Entries from a dataset of interfaces
++++++
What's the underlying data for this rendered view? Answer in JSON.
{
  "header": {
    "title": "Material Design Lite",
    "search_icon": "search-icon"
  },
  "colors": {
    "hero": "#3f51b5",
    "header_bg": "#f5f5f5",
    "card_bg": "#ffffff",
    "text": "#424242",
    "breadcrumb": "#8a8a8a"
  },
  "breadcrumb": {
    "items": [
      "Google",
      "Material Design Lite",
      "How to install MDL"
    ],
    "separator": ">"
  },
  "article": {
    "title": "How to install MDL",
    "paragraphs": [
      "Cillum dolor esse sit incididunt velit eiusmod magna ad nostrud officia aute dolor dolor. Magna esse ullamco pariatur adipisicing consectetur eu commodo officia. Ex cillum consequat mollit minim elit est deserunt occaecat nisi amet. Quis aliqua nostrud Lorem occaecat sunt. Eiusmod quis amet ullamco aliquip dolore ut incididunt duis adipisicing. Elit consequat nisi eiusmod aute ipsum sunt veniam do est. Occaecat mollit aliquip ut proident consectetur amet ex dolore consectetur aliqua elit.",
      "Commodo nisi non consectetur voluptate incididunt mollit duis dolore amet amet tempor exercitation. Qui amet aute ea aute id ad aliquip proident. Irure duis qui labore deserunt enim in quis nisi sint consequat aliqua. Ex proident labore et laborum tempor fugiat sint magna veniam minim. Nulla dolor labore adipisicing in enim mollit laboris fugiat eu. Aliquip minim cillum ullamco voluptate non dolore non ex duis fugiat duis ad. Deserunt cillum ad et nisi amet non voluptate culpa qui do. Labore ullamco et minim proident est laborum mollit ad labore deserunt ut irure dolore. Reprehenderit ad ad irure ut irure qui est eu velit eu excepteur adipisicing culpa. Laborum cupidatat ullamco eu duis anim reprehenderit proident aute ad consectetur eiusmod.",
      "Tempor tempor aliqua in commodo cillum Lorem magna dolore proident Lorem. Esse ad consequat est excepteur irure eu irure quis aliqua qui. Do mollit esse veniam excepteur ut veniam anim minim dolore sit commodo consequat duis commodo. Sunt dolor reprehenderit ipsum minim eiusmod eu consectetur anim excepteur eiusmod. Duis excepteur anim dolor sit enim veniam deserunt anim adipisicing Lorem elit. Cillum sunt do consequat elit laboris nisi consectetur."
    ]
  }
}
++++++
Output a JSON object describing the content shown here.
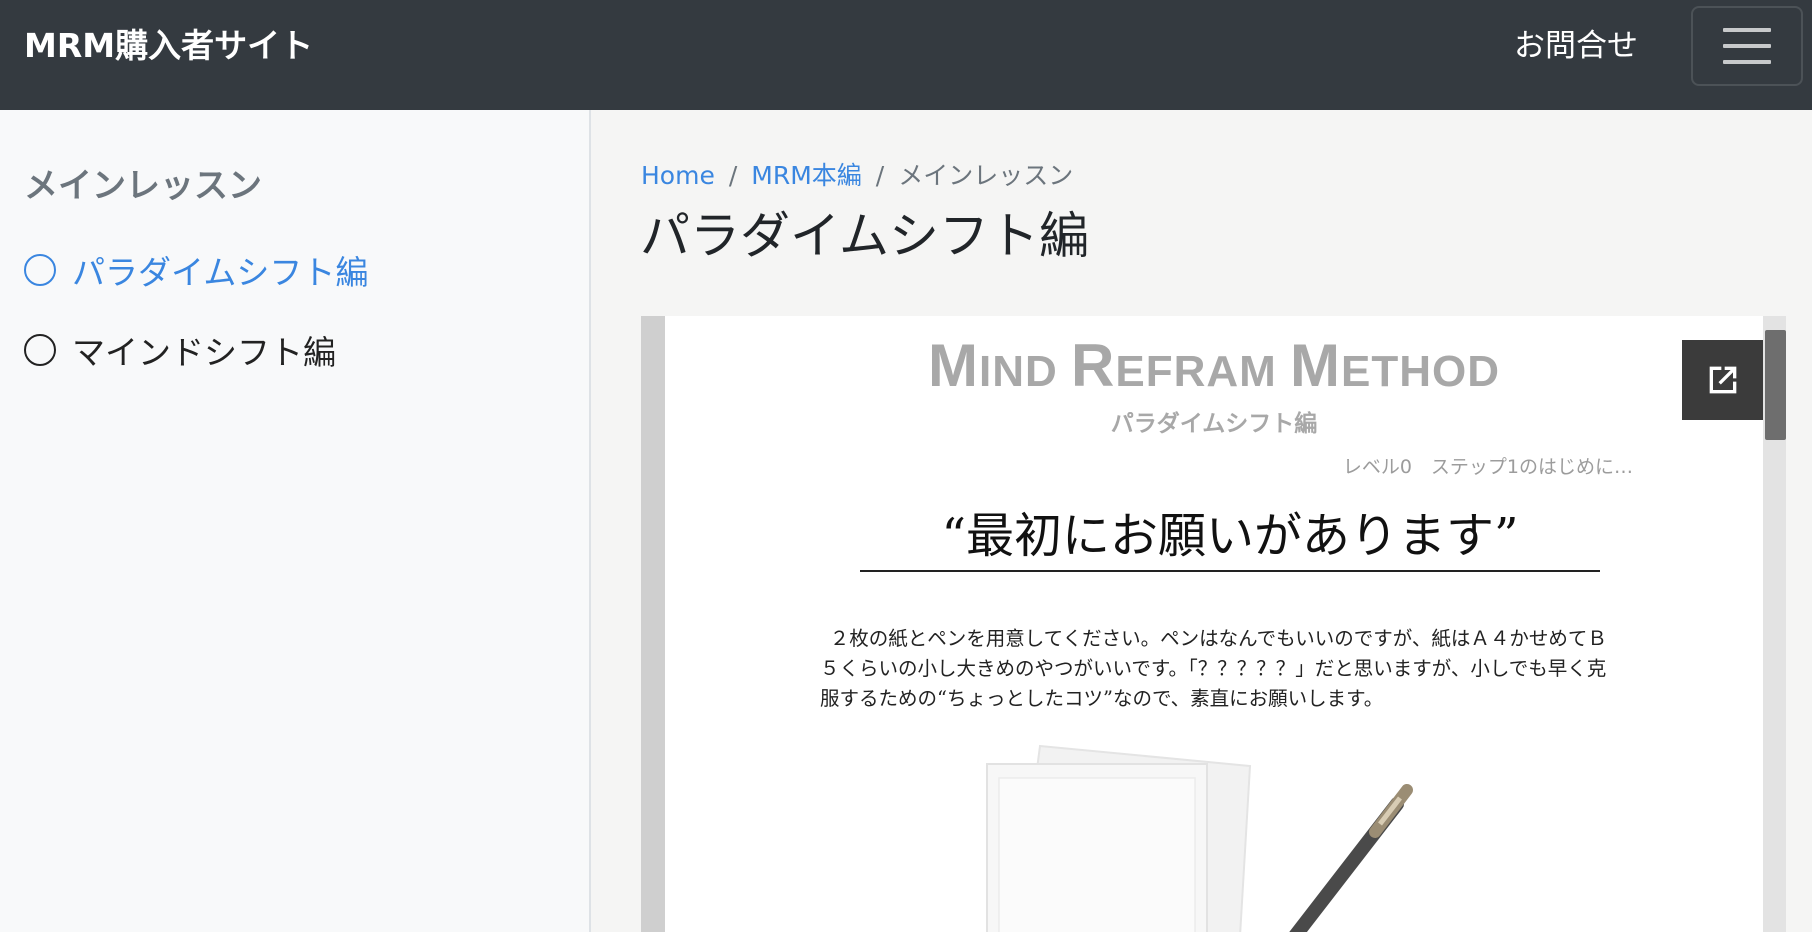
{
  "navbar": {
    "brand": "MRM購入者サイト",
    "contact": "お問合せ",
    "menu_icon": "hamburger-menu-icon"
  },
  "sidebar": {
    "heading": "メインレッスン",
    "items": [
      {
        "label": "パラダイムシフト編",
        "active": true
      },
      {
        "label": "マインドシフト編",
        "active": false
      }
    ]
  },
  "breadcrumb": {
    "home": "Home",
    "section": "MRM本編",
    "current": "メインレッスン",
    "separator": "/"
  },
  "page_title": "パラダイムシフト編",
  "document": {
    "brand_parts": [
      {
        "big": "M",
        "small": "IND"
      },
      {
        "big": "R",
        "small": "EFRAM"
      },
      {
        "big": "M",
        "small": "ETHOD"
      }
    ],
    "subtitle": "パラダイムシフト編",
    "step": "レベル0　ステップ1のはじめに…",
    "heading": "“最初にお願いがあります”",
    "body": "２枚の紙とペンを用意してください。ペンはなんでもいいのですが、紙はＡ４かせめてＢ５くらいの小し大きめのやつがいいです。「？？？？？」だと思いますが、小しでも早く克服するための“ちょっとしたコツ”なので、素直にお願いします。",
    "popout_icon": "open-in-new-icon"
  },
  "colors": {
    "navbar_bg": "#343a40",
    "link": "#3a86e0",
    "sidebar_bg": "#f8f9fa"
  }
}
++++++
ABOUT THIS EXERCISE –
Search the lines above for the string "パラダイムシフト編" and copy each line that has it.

SOLUTION FOR THIS EXERCISE –
        "label": "パラダイムシフト編",
  "page_title": "パラダイムシフト編",
    "subtitle": "パラダイムシフト編",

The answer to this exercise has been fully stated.